=== Section Start ===

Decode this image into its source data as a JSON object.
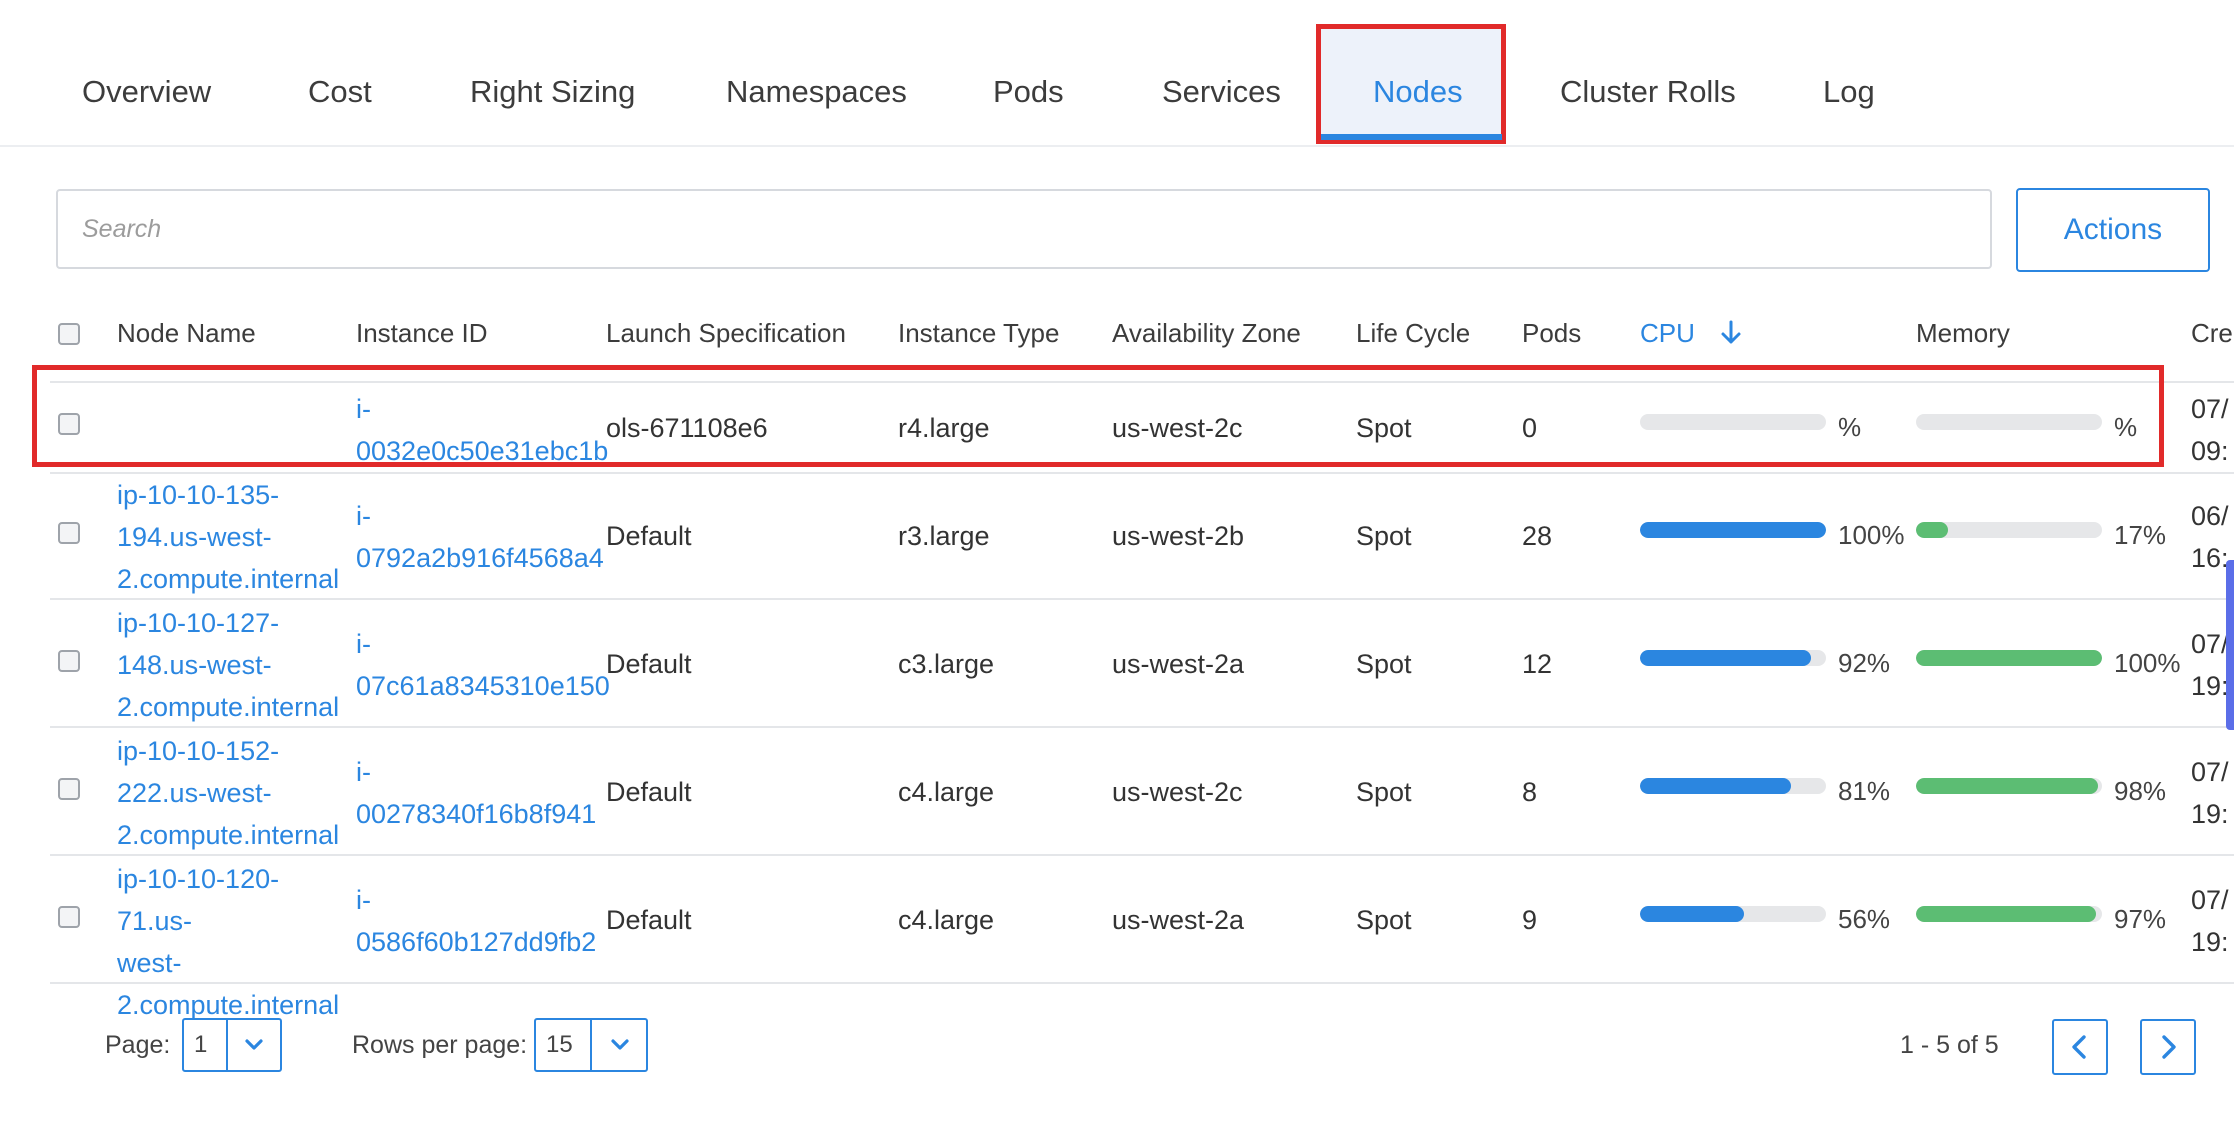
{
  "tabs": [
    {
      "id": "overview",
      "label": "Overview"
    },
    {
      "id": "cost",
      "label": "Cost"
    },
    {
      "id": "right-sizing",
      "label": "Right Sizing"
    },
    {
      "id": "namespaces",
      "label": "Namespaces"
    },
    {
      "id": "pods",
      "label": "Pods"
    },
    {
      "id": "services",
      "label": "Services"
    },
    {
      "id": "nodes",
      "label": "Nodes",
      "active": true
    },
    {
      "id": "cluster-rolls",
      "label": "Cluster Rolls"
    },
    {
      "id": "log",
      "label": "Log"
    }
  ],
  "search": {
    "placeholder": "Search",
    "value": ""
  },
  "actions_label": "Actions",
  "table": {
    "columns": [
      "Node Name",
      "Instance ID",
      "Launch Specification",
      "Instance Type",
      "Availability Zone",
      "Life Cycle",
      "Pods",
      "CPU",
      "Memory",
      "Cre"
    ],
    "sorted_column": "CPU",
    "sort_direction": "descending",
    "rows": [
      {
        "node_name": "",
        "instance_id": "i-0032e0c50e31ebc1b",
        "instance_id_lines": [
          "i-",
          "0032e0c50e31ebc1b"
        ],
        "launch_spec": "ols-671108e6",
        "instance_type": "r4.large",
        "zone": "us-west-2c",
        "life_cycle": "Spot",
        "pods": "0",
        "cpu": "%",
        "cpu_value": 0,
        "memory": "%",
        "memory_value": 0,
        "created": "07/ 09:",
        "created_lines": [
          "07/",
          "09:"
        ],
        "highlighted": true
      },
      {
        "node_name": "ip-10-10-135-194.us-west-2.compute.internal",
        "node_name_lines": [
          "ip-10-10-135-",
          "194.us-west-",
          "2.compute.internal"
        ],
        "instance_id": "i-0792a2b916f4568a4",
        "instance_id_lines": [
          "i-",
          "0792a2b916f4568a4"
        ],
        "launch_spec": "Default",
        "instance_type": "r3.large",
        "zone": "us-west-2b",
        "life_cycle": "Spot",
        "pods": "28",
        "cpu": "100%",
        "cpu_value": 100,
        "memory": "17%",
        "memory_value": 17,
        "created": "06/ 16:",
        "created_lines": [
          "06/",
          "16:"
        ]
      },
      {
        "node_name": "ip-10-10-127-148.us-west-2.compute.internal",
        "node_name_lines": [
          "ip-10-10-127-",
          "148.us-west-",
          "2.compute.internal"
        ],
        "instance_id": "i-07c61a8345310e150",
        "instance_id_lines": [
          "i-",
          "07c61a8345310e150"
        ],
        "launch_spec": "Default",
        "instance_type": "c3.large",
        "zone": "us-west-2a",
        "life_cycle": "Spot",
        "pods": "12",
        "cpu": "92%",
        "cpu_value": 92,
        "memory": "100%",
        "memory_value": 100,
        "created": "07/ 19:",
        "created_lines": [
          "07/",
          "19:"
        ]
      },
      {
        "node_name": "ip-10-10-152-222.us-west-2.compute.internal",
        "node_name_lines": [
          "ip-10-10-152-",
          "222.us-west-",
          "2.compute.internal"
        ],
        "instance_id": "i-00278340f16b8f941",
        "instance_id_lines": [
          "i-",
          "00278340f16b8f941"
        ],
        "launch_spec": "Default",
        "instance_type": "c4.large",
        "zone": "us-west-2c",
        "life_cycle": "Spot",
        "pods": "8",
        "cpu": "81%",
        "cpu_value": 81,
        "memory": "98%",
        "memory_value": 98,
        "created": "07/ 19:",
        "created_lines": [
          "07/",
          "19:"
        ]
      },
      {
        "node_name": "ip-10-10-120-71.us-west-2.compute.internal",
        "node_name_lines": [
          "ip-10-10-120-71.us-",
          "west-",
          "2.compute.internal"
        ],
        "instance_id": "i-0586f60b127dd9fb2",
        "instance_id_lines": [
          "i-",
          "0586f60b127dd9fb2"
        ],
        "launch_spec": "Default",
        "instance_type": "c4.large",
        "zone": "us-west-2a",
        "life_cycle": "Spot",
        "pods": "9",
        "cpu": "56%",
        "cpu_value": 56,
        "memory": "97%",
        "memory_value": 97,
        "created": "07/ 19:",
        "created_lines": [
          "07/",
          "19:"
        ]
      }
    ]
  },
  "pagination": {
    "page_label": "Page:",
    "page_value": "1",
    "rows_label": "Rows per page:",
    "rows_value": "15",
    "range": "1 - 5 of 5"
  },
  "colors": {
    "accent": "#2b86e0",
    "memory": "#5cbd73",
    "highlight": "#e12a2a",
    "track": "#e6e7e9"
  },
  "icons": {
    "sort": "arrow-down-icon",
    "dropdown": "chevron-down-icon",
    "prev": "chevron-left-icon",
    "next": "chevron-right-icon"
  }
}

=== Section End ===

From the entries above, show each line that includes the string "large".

TASK RESULT
        "instance_type": "r4.large",
        "instance_type": "r3.large",
        "instance_type": "c3.large",
        "instance_type": "c4.large",
        "instance_type": "c4.large",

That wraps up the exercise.